May 9, 2006
A collaborative heath-care team, including the use of a nurse who specializes in treating Alzheimer’s disease, may help to ease agitation, depression, and other behavioral and psychological symptoms of dementia. Collaborative care may also benefit those who care for loved ones with Alzheimer’s disease by lowering stress levels and easing depression. These are the findings of a recent study reported in the Journal of the American Medical Association.
Like most older Americans, seniors with Alzheimer’s disease tend to receive their medical care from a generalist, or primary care, physician. Although primary care doctors commonly prescribe medications to ease agitation and other behavior problems in these patients, most medical centers and clinics are not appropriately staffed and set up to provide comprehensive management of Alzheimer’s disease, the study authors report.
Researchers at the Indiana University School of Medicine in Indianapolis conducted a randomized controlled trial to test the effectiveness of collaborative care management. Eighty-four patients received collaborative care, while sixty-nine patients received good, but standard, Alzheimer’s care. Collaborative care included the use of a nurse or other care manager who supported the patient’s caregiver and physician and adhered to recommended treatment protocols.
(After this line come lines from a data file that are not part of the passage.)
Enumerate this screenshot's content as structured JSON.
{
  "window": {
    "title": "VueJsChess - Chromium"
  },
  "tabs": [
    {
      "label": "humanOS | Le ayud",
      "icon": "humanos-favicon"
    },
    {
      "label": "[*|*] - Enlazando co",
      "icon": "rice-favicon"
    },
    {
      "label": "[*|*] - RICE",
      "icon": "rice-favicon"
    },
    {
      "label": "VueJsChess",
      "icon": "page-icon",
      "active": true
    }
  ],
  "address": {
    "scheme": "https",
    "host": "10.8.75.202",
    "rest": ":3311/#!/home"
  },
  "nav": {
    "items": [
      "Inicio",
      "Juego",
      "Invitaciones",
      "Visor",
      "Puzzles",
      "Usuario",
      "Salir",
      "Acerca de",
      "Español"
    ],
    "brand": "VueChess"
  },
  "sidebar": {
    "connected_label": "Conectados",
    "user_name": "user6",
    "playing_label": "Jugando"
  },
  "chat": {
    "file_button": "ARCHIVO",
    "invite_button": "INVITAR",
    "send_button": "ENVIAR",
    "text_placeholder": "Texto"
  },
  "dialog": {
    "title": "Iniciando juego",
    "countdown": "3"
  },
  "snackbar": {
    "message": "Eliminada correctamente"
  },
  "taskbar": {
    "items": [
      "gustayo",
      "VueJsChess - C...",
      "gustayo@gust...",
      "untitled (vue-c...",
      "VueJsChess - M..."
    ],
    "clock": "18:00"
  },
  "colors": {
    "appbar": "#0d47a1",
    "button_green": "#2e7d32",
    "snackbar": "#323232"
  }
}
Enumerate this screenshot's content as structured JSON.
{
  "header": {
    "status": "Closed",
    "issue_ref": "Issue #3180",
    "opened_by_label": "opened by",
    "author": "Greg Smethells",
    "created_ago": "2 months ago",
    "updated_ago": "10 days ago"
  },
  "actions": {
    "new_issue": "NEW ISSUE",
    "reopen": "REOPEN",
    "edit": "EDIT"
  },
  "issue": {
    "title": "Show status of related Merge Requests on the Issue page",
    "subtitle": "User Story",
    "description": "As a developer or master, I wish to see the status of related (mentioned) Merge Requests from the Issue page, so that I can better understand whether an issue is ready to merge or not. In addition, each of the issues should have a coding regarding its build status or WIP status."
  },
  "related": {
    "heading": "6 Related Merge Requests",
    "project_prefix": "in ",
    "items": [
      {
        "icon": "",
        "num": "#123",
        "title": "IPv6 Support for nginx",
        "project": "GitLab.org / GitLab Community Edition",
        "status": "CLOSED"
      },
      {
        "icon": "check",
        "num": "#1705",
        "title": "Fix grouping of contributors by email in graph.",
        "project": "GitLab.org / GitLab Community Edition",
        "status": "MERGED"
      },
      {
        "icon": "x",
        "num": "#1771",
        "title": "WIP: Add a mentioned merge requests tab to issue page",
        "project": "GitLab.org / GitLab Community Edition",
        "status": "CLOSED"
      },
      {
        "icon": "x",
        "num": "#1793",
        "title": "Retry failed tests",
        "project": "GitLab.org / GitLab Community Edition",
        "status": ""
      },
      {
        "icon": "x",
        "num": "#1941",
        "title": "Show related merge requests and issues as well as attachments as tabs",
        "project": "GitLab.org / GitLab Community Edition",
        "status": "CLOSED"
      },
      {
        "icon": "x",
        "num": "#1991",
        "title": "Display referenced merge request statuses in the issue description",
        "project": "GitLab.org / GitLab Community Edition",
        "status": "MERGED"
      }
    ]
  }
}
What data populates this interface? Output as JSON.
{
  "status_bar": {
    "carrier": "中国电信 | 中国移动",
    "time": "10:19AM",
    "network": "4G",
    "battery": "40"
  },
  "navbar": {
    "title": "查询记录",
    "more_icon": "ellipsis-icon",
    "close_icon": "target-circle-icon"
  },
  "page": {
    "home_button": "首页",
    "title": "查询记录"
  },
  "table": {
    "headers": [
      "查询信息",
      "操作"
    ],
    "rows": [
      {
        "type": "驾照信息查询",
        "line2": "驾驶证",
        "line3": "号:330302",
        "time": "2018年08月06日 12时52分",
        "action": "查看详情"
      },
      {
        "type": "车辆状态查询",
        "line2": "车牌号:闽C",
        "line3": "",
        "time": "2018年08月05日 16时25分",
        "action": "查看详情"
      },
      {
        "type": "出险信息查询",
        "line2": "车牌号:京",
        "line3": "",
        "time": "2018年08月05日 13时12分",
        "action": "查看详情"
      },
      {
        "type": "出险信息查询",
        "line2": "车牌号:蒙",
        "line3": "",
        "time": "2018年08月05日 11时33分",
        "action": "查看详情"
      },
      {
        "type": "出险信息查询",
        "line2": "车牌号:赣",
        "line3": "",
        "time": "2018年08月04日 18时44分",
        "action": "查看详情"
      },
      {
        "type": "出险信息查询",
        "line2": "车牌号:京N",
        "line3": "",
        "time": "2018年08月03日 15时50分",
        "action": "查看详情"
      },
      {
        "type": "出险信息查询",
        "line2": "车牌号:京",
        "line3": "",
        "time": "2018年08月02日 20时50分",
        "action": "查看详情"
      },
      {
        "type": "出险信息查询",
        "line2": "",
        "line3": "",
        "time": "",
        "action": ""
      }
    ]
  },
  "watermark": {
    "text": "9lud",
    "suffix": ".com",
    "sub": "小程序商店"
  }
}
The care manager took special care to identify, monitor, and treat behavioral and psychological symptoms of dementia, such as agitation or aggression, sleep disturbances, delusions or hallucinations, and depression. He or she also offered assistance with personal care and mobility issues. When appropriate, the treatment protocols stressed management without medications.
The minimum care that all treatment group caregivers and patients received included education on communication skills; caregiver coping skills; legal and financial advice; patient exercise guidelines, including a guidebook and videotape; and a caregiver guide. All of the components of this minimum intervention were provided by a geriatric nurse practitioner, who served as the care manager. Participants and their caregivers were also provided written materials and information describing local community resources, and received face-to-face counseling by a geriatric nurse practitioner.
The researchers found that those men and women with Alzheimer’s who received the enhanced care had significantly fewer behavioral and psychological symptoms of dementia after 12 months, and again at 18 months. Caregivers also reported significant improvements in distress at 12 months; after 18 months, caregivers were also less likely to be suffering from depression. There was no evidence, however, that the enhanced care improved or worsened cognition, activities of daily living, or rates of nursing home placement.
“In summary, application of the current treatment guidelines for the care of older primary care patients with Alzheimer disease results in significant improvements in behavioral and psychological symptoms of dementia and significant improvement in caregiver stress,” the authors conclude. “These improvements exceed those previously reported in studies focusing on pharmacological therapy alone. The intervention demonstrates that care for patients with Alzheimer disease can be improved in the primary care setting, but not without substantial changes in the system of care.”
The findings bolster earlier reports from New York University and other medical centers that enhanced care offers many benefits for those who care for a loved one with Alzheimer’s disease.
For more on Alzheimer’s care and treatment, visit www.ALZinfo.org.
Christopher M. Callahan, MD, Malaz A. Boustani, MD, MPH, Frederick W. Unverzagt, PhD, et al: “Effectiveness of Collaborative Care for Older Adults with Alzheimer Disease in Primary Care: A Randomized Conrolled Trial.“ Journal of the American Medical Association, Volume 295, Number 18, May 10, 2006, pages 2148-2157.